When you consider your long-term financial investment strategy, you may not consider items such as collectible rifles, daggers, and medals to be a viable option for your portfolio. Truth is, collecting war memorabilia is a practice that can yield many long-term benefits for your financial future. Here are three reasons why it is a viable investment strategy.
Scarcity of Original Products
One of the biggest reasons to add war memorabilia collecting to your investment strategy is scarcity. Many of the items sold by war memorabilia collectors are no longer being produced. Consider Mauser, which made German firearms during WWII. It no longer produces firearms since the factory was bombed by the Allies and most of the factory records were destroyed after the war. Ultimately, this makes Mauser weapons more desirable by collectors.
Nazi Mauser K98 – byf 44 (Courtesy of Kurt Whiteman)
Even if a manufacturer of WWII firearms is still in operation today, it’s likely that their production methods have drastically changed due to more advanced manufacturing technology. For example, a WWII production Walther pistol is very different from one produced today. In the past, Walther pistols had more metal parts and higher production standards.
The scarcity of items in their original form is what gives collectible rifles and daggers a lot of their value. Collectors find significant value in the “human element” of war memorabilia, as many of these items were hand-stamped and individually inspected along the production line – a practice no longer in use today.
Holding and Appreciating in Value

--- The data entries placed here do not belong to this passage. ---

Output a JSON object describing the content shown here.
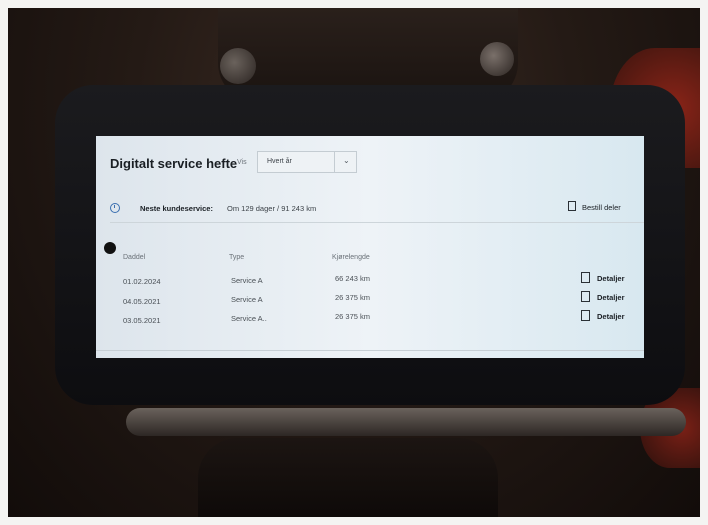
{
  "header": {
    "title": "Digitalt service hefte",
    "filter_label": "Vis",
    "filter_value": "Hvert år"
  },
  "next_service": {
    "label": "Neste kundeservice:",
    "value": "Om 129 dager / 91 243 km"
  },
  "order_parts_label": "Bestill deler",
  "table": {
    "columns": [
      "Daddel",
      "Type",
      "Kjørelengde"
    ],
    "rows": [
      {
        "date": "01.02.2024",
        "type": "Service A",
        "mileage": "66 243 km",
        "details": "Detaljer"
      },
      {
        "date": "04.05.2021",
        "type": "Service A",
        "mileage": "26 375 km",
        "details": "Detaljer"
      },
      {
        "date": "03.05.2021",
        "type": "Service A..",
        "mileage": "26 375 km",
        "details": "Detaljer"
      }
    ]
  }
}
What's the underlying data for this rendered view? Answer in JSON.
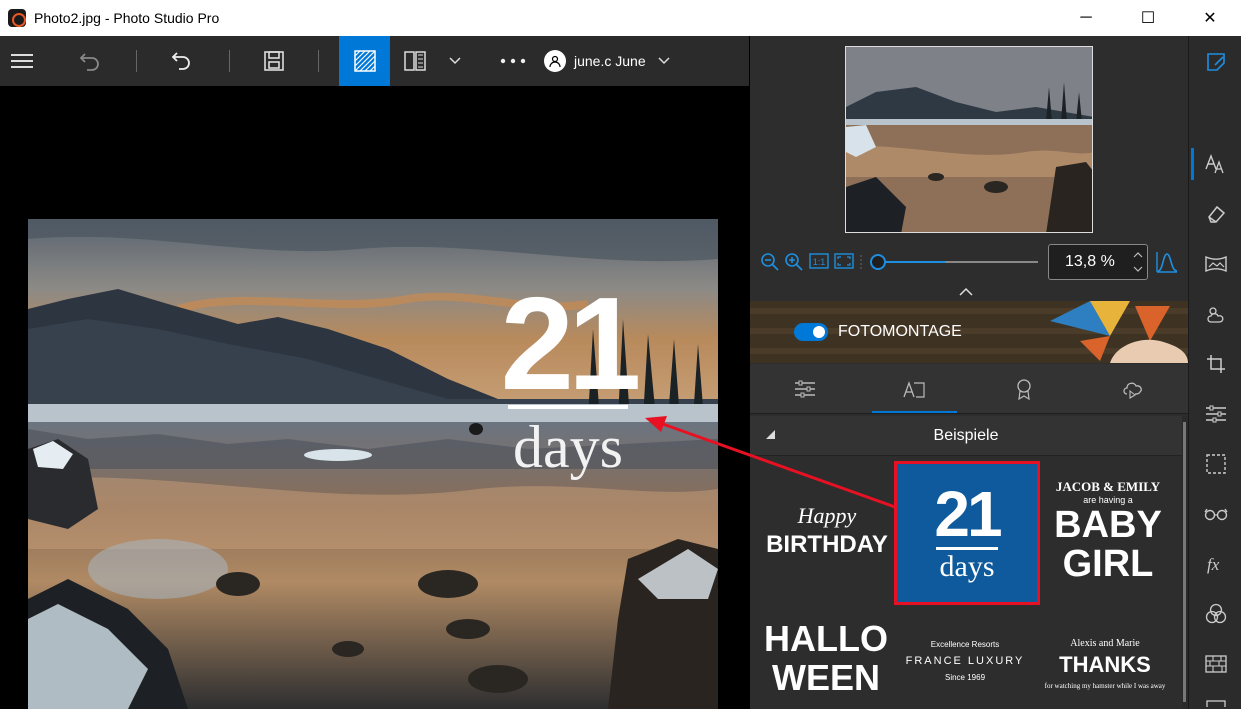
{
  "window": {
    "title": "Photo2.jpg - Photo Studio Pro",
    "minimize": "─",
    "maximize": "☐",
    "close": "✕"
  },
  "toolbar": {
    "user_name": "june.c June"
  },
  "overlay": {
    "number": "21",
    "word": "days"
  },
  "zoom": {
    "value": "13,8 %",
    "slider_fraction": 0.42
  },
  "banner": {
    "label": "FOTOMONTAGE",
    "toggle_on": true
  },
  "section": {
    "title": "Beispiele"
  },
  "templates": {
    "birthday": {
      "line1": "Happy",
      "line2": "BIRTHDAY"
    },
    "days": {
      "number": "21",
      "word": "days"
    },
    "baby": {
      "line1": "JACOB & EMILY",
      "line2": "are having a",
      "line3": "BABY",
      "line4": "GIRL"
    },
    "halloween": {
      "line1": "HALLO",
      "line2": "WEEN"
    },
    "resort": {
      "line1": "Excellence Resorts",
      "line2": "FRANCE LUXURY",
      "line3": "Since 1969"
    },
    "thanks": {
      "line1": "Alexis and Marie",
      "line2": "THANKS",
      "line3": "for watching my hamster while I was away"
    }
  },
  "colors": {
    "accent": "#0078d7",
    "highlight": "#e81123",
    "template_blue": "#0e5a9c"
  }
}
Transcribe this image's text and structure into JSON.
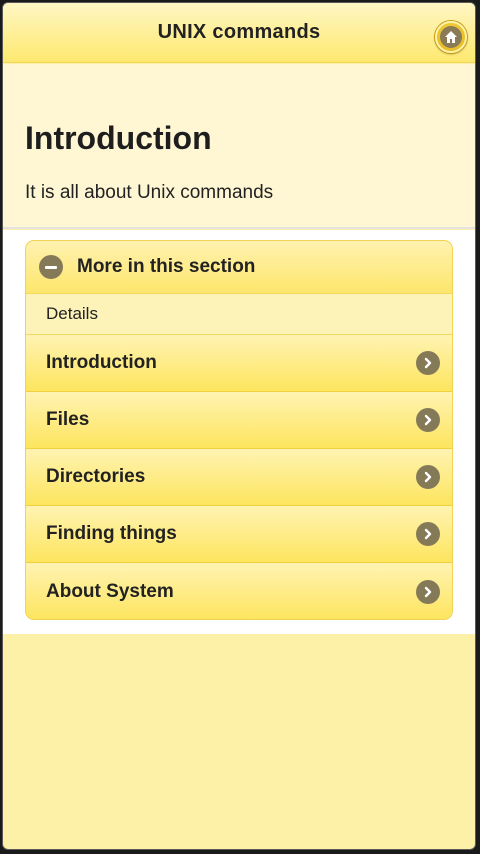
{
  "header": {
    "title": "UNIX commands",
    "home_icon": "home-icon"
  },
  "intro": {
    "title": "Introduction",
    "text": "It is all about Unix commands"
  },
  "section": {
    "heading": "More in this section",
    "toggle_icon": "minus-icon",
    "divider": "Details",
    "items": [
      {
        "label": "Introduction",
        "icon": "chevron-right-icon"
      },
      {
        "label": "Files",
        "icon": "chevron-right-icon"
      },
      {
        "label": "Directories",
        "icon": "chevron-right-icon"
      },
      {
        "label": "Finding things",
        "icon": "chevron-right-icon"
      },
      {
        "label": "About System",
        "icon": "chevron-right-icon"
      }
    ]
  },
  "colors": {
    "header": "#fde96f",
    "page_background": "#fdf1a8",
    "icon": "#857a58"
  }
}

History has shown that almost all collectible firearms appreciate in value over time, but some appreciate more than others. An even smaller niche within the collectible handgun world is collectible NFA weapons, also known as machine guns. These weapons have a much higher price point but are viewed as a wonderful investment when compared to other investment devices such as stocks or bonds. This is because NFA firearms avoid many of the pitfalls associated with other commodity classes.
1918 DWM MG 08 – Machine Gun (Courtesy of Kurt Whiteman)
Many machine guns have appreciated 100% in value over the past 10 years, with a steady upward growth curve. This is secured by the 300,000 firearms allowed on the federal registry. This limit serves to protect the investment value from dilution and drives appreciation as new investors seek to enter the marketplace.
Overall, collectible firearms can play a valuable role as a physical hedge in a well-diversified portfolio. They provide the stability of gold and annualized investment return on par with equities.
Physical Utility and Home Defense
Regardless of the financial or economic status of the world, firearms will always be a useful investment from a utility standpoint. If properly maintained, firearms can last for centuries and function like new. This may come in handy if you like to spend some of your free time hunting or would like to keep it in your home as a measure of home defense.
Even if you don’t plan to physically use a piece of war memorabilia, proper maintenance still provides benefits from a financial investment standpoint. Having a collectible firearm that is properly maintained and polished will only help it hold (and potentially increase) its value for future investors.
While not as heavily-utilized as other physical assets such as gold, war memorabilia still has a place in any well-diversified investor’s portfolio. The rarity of collectible rifles and daggers, along with their ability to consistently appreciate in value over time, make owning them a sound investment strategy.
Author Bio Kurt Whiteman is the Sales Director of Legacy Collectibles, a collector and supplier of investment grade handguns and military collectibles, such as daggers, medals, and rifles.
(September 2018). Copyright of the article text and photographs belong to the author.